But my trip wasn’t over. Due to the logistics of the 4 flights (!) it takes to go back home, I couldn’t make it back in one go, so I chose to spend the night of December 30th in Belize City, in the hopes of finding people to meet who were interested in forming a Mozilla community. I did some poking around in the weeks leading to the event, but couldn’t find any contacts. However, word of our event got around and we were approached by a government official to talk about what we were doing. So, I got to have a nice conversation with Judene Tingling, Science and Technology Coordinator for the Government of Belize. She was very interested in Webmaker and the event we did, and was very keen in repeating it on a larger scale. I hope that we can work with her and her country to get some more Webmaker events going over there.
On my last day I finally got some rest and managed to squeeze in a quick visit to Altun Ha, which is fairly small but still very impressive.
I’ll wrap up this post with some important lessons I learned, more as a note to self if I go back:
- While the official language is English, a significant amount of people living outside the city centers speak Spanish in their homes (school is taught in English, though). In the cities Spanish is a secondary language at best.
- When in doubt, bring your own post-its, markers, etc.

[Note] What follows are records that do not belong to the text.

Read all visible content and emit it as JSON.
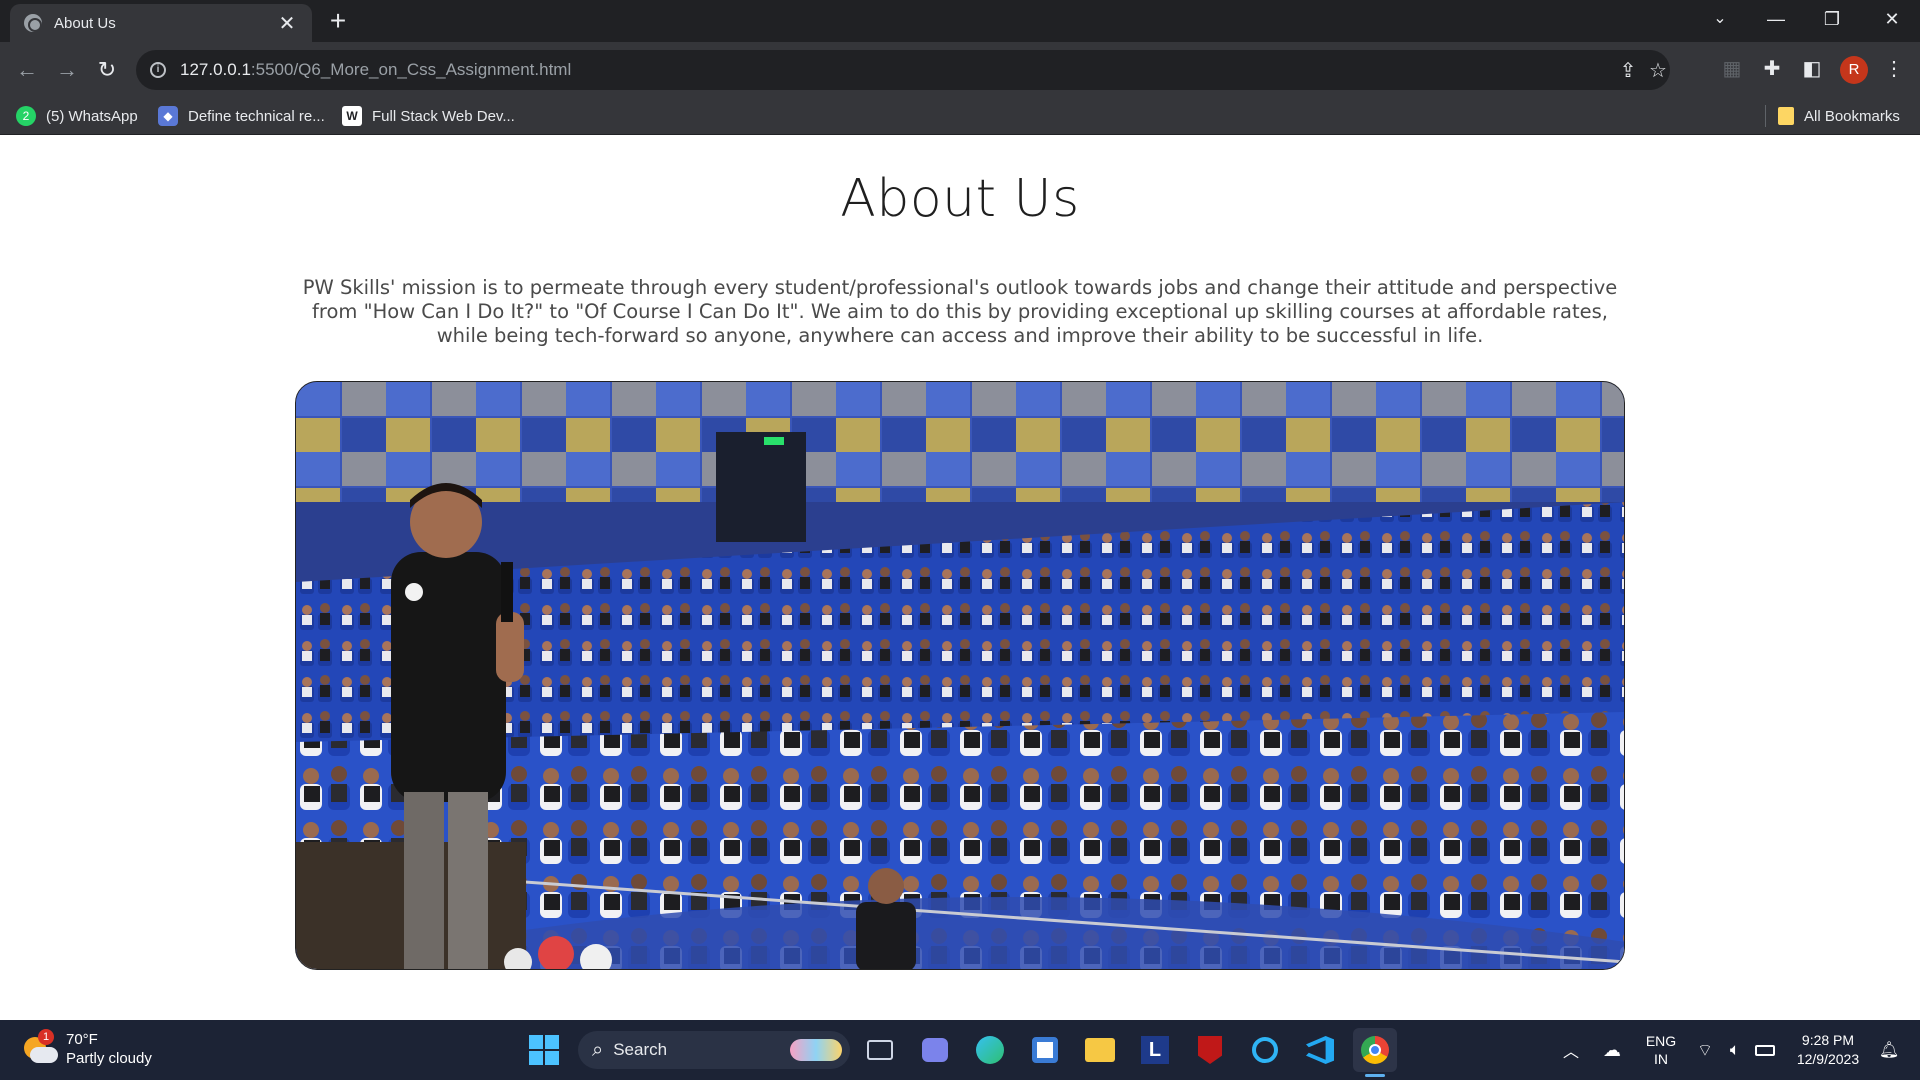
{
  "browser": {
    "tab_title": "About Us",
    "url_host": "127.0.0.1",
    "url_path": ":5500/Q6_More_on_Css_Assignment.html",
    "profile_initial": "R",
    "bookmarks": [
      {
        "label": "(5) WhatsApp",
        "badge": "2"
      },
      {
        "label": "Define technical re..."
      },
      {
        "label": "Full Stack Web Dev..."
      }
    ],
    "all_bookmarks_label": "All Bookmarks"
  },
  "page": {
    "title": "About Us",
    "mission": "PW Skills' mission is to permeate through every student/professional's outlook towards jobs and change their attitude and perspective from \"How Can I Do It?\" to \"Of Course I Can Do It\". We aim to do this by providing exceptional up skilling courses at affordable rates, while being tech-forward so anyone, anywhere can access and improve their ability to be successful in life."
  },
  "taskbar": {
    "weather_temp": "70°F",
    "weather_desc": "Partly cloudy",
    "weather_badge": "1",
    "search_label": "Search",
    "lang_line1": "ENG",
    "lang_line2": "IN",
    "time": "9:28 PM",
    "date": "12/9/2023"
  },
  "colors": {
    "chrome_dark": "#202124",
    "toolbar": "#35363a",
    "taskbar": "#1c2335",
    "avatar": "#c5361b",
    "seat_blue": "#2347b8"
  }
}
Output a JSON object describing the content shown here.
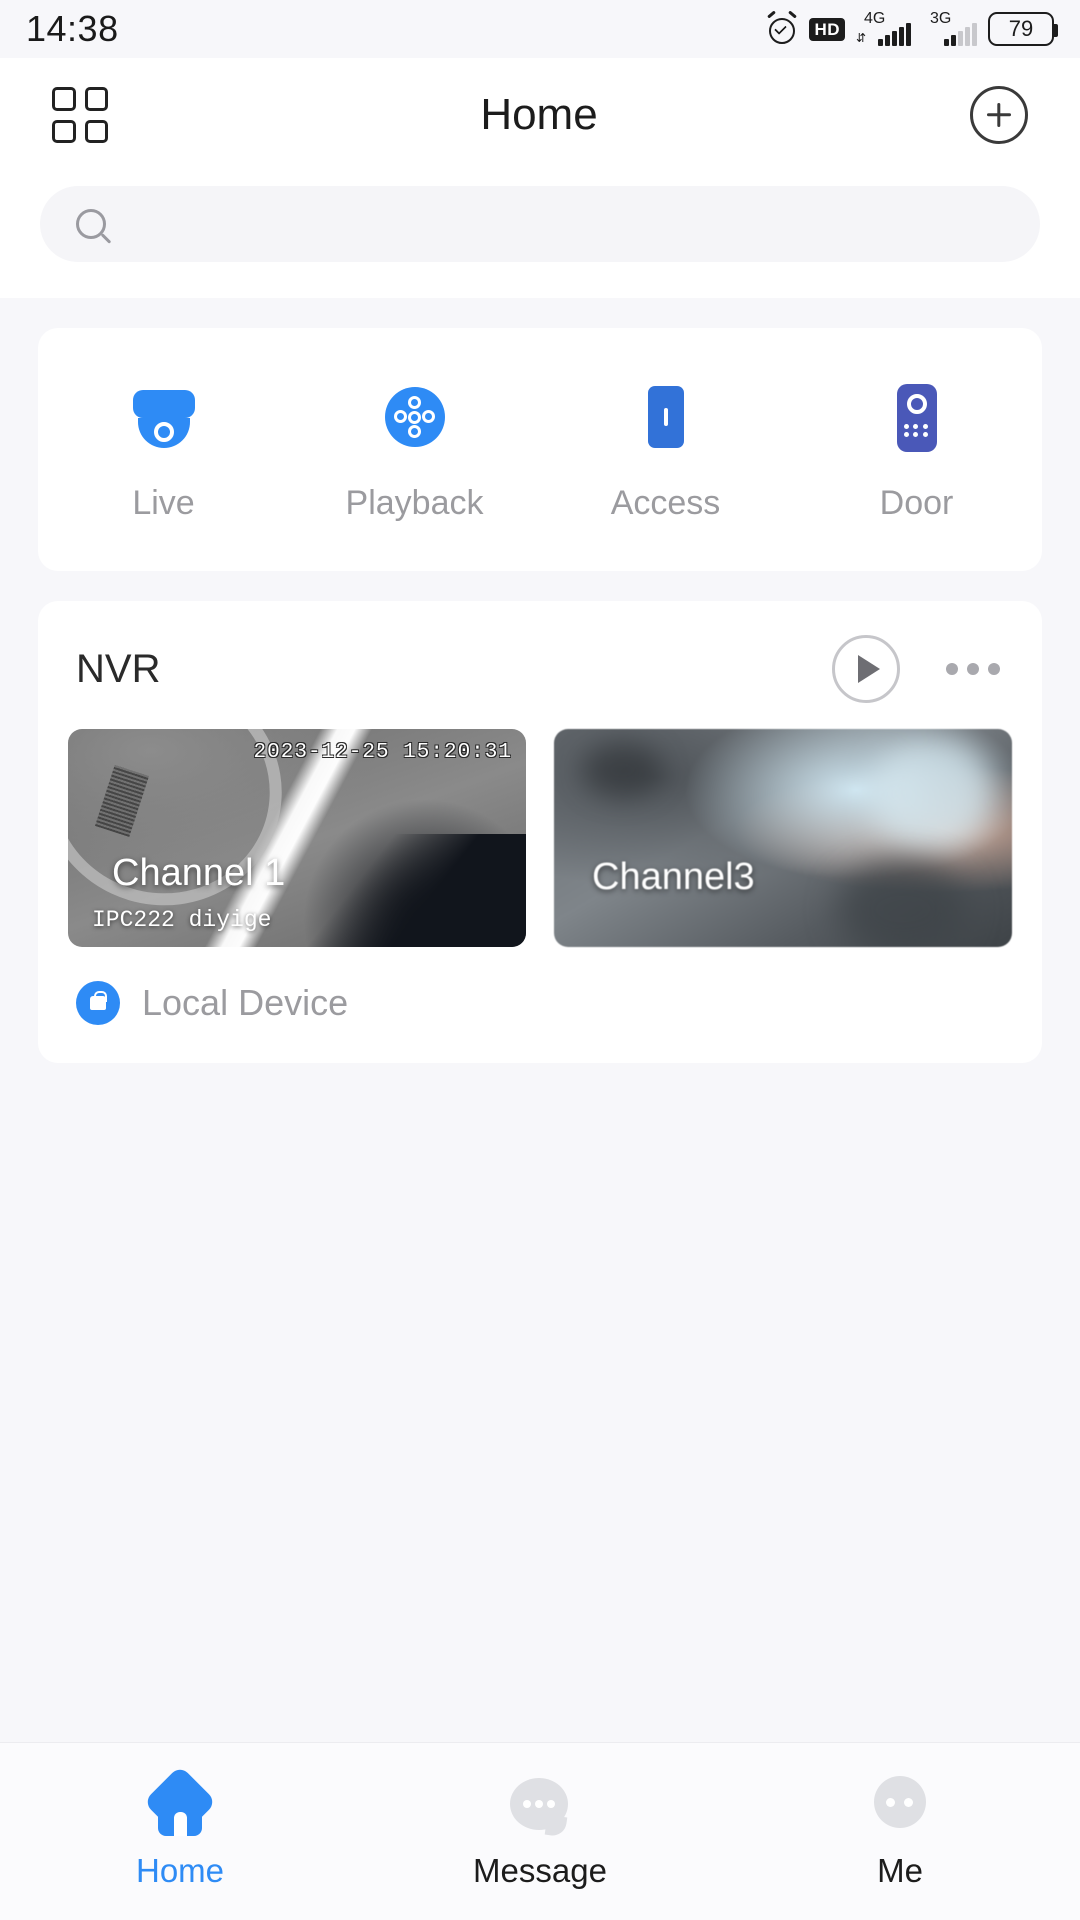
{
  "status_bar": {
    "time": "14:38",
    "alarm_icon": "alarm-clock-icon",
    "hd_badge": "HD",
    "network_1": "4G",
    "network_2": "3G",
    "battery_level": "79"
  },
  "header": {
    "grid_icon": "grid-menu-icon",
    "title": "Home",
    "add_icon": "add-plus-icon"
  },
  "search": {
    "value": "",
    "placeholder": "",
    "icon": "search-icon"
  },
  "quick_actions": [
    {
      "label": "Live",
      "icon": "dome-camera-icon",
      "color": "#2e8bf5"
    },
    {
      "label": "Playback",
      "icon": "playback-circle-icon",
      "color": "#2e8bf5"
    },
    {
      "label": "Access",
      "icon": "access-door-icon",
      "color": "#3272d8"
    },
    {
      "label": "Door",
      "icon": "door-intercom-icon",
      "color": "#4a58b8"
    }
  ],
  "device": {
    "name": "NVR",
    "play_icon": "play-icon",
    "more_icon": "more-options-icon",
    "channels": [
      {
        "name": "Channel 1",
        "subtitle": "IPC222 diyige",
        "timestamp": "2023-12-25 15:20:31"
      },
      {
        "name": "Channel3",
        "subtitle": "",
        "timestamp": ""
      }
    ],
    "local_device_label": "Local Device",
    "local_device_icon": "cloud-lock-icon"
  },
  "tabbar": {
    "active_color": "#2e8bf5",
    "items": [
      {
        "label": "Home",
        "icon": "home-icon",
        "active": true
      },
      {
        "label": "Message",
        "icon": "message-icon",
        "active": false
      },
      {
        "label": "Me",
        "icon": "person-icon",
        "active": false
      }
    ]
  }
}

- Tools that require accounts pose a significant hurdle when it comes to children. It’s not a good idea to have them set up accounts or email addresses without parental consent, so be prepared with your own accounts. I ended up creating a bunch of fake email addresses with spamgourmet so I could have enough Webmaker accounts for all computers (Persona, why so many clicks??).
- If you’re ever in a remote jungle area, wear socks and ideally pants. Being hot is truly insignificant next to being eaten alive by giant bugs that are impervious to repellents. Two weeks later I still have a constellation of bug bites that prove it.
Many thanks to Christopher for setting all of this up, our hosts Bill and Jen at the Cerros Beach Resort, Shane and Matthew for all the hard work, Mike Poessy for setting up the laptops we used, and everyone else who helped out with this event, assistant teachers and students.